Search the data below for lines that include the word "emblem" and state how many there are, nothing else.
═════ DATA FOR THIS EXERCISE ═════
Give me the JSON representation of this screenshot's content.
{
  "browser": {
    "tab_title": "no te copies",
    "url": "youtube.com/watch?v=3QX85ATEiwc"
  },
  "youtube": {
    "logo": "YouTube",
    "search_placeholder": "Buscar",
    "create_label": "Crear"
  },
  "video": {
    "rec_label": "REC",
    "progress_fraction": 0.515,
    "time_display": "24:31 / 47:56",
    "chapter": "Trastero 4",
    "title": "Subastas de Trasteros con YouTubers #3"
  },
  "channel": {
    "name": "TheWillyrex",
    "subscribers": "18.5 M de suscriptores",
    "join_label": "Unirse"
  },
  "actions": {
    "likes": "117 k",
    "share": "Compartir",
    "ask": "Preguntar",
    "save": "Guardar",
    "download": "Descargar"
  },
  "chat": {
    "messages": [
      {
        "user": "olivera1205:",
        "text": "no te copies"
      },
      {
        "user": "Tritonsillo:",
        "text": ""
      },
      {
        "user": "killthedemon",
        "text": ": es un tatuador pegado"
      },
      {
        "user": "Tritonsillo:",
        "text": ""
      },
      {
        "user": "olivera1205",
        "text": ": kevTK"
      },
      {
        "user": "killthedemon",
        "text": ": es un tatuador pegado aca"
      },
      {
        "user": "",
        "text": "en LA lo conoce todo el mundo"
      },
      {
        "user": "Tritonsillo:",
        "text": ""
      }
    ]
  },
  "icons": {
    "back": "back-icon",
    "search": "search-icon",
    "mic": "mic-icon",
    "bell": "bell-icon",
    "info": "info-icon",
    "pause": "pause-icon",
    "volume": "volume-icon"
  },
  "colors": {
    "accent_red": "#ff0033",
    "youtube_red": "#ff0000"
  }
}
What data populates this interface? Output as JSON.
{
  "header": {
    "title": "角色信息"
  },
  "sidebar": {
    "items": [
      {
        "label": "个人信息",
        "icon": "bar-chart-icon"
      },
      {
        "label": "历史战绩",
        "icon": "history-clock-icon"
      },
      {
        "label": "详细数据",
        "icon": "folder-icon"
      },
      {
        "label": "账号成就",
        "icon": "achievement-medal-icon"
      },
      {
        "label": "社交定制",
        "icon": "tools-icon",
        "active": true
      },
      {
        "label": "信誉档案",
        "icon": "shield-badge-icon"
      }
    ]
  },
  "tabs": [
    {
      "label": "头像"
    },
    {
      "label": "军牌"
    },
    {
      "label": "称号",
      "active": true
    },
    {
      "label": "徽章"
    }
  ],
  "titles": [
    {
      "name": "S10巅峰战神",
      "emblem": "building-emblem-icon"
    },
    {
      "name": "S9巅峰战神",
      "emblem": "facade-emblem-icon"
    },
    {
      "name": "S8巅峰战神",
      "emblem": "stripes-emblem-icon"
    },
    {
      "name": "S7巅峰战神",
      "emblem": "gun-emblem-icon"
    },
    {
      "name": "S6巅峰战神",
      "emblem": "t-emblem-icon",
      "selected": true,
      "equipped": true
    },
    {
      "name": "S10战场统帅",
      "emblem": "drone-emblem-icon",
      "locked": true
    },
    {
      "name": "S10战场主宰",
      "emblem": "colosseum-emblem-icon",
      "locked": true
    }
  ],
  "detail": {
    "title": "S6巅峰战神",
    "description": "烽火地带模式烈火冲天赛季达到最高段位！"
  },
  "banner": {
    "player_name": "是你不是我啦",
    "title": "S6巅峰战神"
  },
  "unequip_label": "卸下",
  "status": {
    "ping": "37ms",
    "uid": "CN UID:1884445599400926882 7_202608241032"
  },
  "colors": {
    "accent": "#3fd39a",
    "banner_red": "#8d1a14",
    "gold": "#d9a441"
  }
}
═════
* SOLUTION *
7